"Outside of that we have limited release seasonal type beers every couple of weeks with about 10 beers available on tap at any one time."
The business adapted into producing hand sanitiser during the COVID-19 pandemic.
"Its been a crazy year, like everyone we experienced some hardships during COVID-19 where we lost about 90 per cent of our keg trade overnight," he said.
"That forced us into doing a lot more can trade around the region. The positive from that coming into summer is that the can trade has stayed consistent and now the pubs are back, we're in a position where we can't make enough beer.
"We have six full-time staff with a couple of casuals which is double what we had this time last year."
The Cape Byron Distillery
The COVID lockdown all seems like a dream now for Eddie Brook. Half of Cape Byron's Distillery's business was wrapped up in the hotels and bars that sold their products and that just ended overnight.
"Looking at losing 45 per cent of your business is a pretty scary prospect. We had to adapt pretty quickly, " Mr Brook said.
Thankfully, as producers of high quality alcohol, they were able to produce a hand-sanitiser, and the local market including schools, hospitals and care homes, could not get enough of it.
"It took us nine days to get it to the shelves and for about a month, our Brookies hand-sanitiser was all we made. It was an interesting challenge. Pretty crazy," Mr Brook said.
Since then, the distillery is slowly getting back to their primary products and, thankfully, with new distribution networks, the retail market is even stronger, he says. The cellar door has been packed out.
The Cape Byron Distillery is nestled in Byron's hinterland on a farm Eddie's parents, Pam and Martin bought 30 years ago. Since then they have regenerated and replanted over 35,000 subtropical rainforest trees, creating an oasis for native animals and birds. It is these native flavours that characterise their gin.

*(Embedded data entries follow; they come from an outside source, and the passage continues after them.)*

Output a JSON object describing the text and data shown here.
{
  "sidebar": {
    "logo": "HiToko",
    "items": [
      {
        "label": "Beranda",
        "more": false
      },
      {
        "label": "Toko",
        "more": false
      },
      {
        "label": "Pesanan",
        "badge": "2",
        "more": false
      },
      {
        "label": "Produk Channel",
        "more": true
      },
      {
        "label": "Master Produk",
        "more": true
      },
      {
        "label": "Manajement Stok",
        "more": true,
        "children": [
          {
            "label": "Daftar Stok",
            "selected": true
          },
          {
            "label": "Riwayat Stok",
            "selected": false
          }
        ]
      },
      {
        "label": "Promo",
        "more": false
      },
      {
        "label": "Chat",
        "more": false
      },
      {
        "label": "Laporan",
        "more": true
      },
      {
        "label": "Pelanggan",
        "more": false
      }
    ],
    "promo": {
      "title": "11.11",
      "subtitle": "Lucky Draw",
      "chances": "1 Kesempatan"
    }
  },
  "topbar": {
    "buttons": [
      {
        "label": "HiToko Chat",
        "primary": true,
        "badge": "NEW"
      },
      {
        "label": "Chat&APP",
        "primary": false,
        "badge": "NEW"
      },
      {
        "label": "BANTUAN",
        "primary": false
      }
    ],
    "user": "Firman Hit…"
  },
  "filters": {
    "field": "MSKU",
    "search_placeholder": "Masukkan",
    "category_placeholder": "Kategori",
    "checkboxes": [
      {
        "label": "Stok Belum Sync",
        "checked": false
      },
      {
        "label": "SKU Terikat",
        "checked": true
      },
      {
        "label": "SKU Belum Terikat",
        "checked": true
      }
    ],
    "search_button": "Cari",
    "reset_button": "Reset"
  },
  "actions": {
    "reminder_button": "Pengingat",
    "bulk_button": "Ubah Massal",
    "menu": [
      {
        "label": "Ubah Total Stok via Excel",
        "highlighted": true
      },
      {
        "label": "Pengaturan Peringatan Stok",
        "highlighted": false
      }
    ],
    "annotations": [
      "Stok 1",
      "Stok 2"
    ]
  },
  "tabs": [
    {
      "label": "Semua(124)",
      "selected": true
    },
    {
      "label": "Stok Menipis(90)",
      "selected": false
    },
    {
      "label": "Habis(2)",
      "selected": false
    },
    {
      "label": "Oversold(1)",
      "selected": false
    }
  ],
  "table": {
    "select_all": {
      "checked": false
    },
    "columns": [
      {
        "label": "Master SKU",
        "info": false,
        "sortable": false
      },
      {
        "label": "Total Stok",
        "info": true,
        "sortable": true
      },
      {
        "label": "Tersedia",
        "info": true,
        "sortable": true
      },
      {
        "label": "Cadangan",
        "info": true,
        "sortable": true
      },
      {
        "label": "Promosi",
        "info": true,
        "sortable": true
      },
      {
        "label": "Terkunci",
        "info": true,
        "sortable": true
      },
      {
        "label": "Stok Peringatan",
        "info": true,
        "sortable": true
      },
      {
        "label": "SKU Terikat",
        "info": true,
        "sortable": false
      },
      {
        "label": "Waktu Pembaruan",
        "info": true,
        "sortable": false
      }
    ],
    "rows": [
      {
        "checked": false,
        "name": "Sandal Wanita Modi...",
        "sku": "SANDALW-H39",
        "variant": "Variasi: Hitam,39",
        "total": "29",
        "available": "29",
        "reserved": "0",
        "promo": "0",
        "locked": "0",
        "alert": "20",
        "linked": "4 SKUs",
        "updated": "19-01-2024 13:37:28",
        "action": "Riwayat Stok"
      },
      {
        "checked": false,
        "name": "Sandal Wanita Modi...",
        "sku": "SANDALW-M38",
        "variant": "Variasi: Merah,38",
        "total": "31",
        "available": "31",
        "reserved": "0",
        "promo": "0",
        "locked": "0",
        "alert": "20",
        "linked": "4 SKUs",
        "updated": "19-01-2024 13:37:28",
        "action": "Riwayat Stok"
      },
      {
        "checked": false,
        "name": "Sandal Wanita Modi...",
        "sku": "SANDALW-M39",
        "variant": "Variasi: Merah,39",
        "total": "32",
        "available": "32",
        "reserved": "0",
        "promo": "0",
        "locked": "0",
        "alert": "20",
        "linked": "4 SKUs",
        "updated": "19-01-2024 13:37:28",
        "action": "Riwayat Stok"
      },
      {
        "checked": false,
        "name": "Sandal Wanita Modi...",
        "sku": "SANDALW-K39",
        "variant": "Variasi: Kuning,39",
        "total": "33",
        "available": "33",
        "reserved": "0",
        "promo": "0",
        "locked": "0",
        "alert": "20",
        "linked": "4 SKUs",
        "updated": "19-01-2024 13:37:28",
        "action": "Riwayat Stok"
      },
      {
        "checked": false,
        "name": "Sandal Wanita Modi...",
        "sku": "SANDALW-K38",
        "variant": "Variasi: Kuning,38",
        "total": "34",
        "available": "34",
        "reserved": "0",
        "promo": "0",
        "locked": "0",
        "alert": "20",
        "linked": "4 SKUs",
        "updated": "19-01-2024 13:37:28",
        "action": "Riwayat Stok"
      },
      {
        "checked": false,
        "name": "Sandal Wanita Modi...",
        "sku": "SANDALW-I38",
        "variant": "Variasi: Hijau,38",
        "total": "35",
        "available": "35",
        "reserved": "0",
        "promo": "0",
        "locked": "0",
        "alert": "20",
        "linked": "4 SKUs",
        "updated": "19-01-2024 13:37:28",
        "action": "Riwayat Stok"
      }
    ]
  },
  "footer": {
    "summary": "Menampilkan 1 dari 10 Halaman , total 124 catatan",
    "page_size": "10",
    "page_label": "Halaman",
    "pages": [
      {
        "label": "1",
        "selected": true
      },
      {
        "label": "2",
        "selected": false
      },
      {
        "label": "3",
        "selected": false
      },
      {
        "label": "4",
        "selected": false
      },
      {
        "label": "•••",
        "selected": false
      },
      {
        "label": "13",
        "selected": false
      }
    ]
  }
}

And now, assisted by Stone & Wood, there are new products in development, Mr Brook said. One is a premium single malt whiskey, that will have been American oak-barreled two years, and will be released next April. The other is a mystery distillation, borne of the companies' collective COVID experiences, soon to be announced.